|Alternative names||Mamidi Tandra, Amawat, Aamsotto, Mambla|
|Place of origin||India|
|Region or state||North India, Coastal Andhra, Karnataka|
|Main ingredients||Mango pulp, sugar|
|Cookbook: Aam papad Media: Aam papad|
Aam papad is an Indian fruit leather made out of mango pulp mixed with concentrated sugar solution and sun dried. It is also known as Aamta (Assamese),amawat (Hindi), mamidi tandra (Telugu), aamsotto (Bengali) and amba vadi (Marathi).
Traditional Aam Papad is sweet, although it is available in different varieties. It can be preserved for months making it popular in the off season of mangoes.
Mango pulp is mixed with potassium metabisulfite and spread on trays to dry in the sun. After the first layer dries, another layer is spread over it and allowed to dry. The process is repeated until the desired thickness is reached. The thickness varies depending upon the quality of mango pulp used. When this thickness is reached the aam papad is cut into pieces and wrapped in oiled paper or into different packages.
Aam Papad can be consumed in any season as it can be preserved for a long period of time.
|Manufacturing Mamiditandra (Aam Papad) in Andhra Pradesh|
Aam Papad is manufactured in North India as well as South India. In the South Indian state of Andhra Pradesh, the Adavinekkalam village in East Godavari district is famous for its mamidi tandra.
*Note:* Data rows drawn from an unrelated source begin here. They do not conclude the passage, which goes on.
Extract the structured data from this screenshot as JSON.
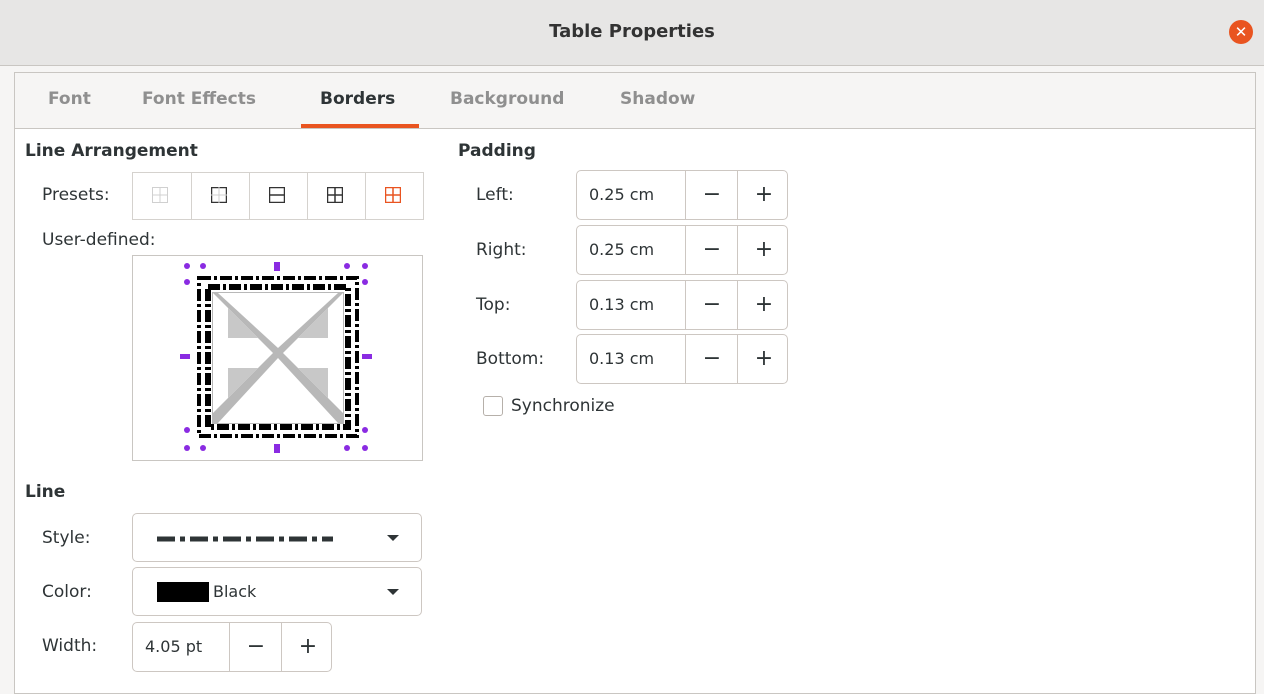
{
  "window": {
    "title": "Table Properties",
    "close_icon": "close-icon"
  },
  "tabs": [
    {
      "label": "Font",
      "active": false
    },
    {
      "label": "Font Effects",
      "active": false
    },
    {
      "label": "Borders",
      "active": true
    },
    {
      "label": "Background",
      "active": false
    },
    {
      "label": "Shadow",
      "active": false
    }
  ],
  "line_arrangement": {
    "heading": "Line Arrangement",
    "presets_label": "Presets:",
    "presets": [
      "preset-none-icon",
      "preset-outer-border-icon",
      "preset-outer-horizontal-icon",
      "preset-outer-all-inner-icon",
      "preset-outer-no-inner-icon"
    ],
    "user_defined_label": "User-defined:"
  },
  "line": {
    "heading": "Line",
    "style_label": "Style:",
    "style_value_icon": "dash-dot-line",
    "color_label": "Color:",
    "color_value": "Black",
    "color_hex": "#000000",
    "width_label": "Width:",
    "width_value": "4.05 pt"
  },
  "padding": {
    "heading": "Padding",
    "fields": [
      {
        "label": "Left:",
        "value": "0.25 cm"
      },
      {
        "label": "Right:",
        "value": "0.25 cm"
      },
      {
        "label": "Top:",
        "value": "0.13 cm"
      },
      {
        "label": "Bottom:",
        "value": "0.13 cm"
      }
    ],
    "synchronize_label": "Synchronize",
    "synchronize_checked": false
  },
  "spin_buttons": {
    "minus": "−",
    "plus": "+"
  },
  "colors": {
    "accent": "#e95420",
    "preview_marker": "#8a2be2"
  }
}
Aam Papad is also exported abroad from India. In 2011, the Canadian Inspection Food Agency(CIFA) warned sulphites-sensitive people to avoid the "Indican" brand Aam Papad, as it contained sulphites but did not declare that on the label.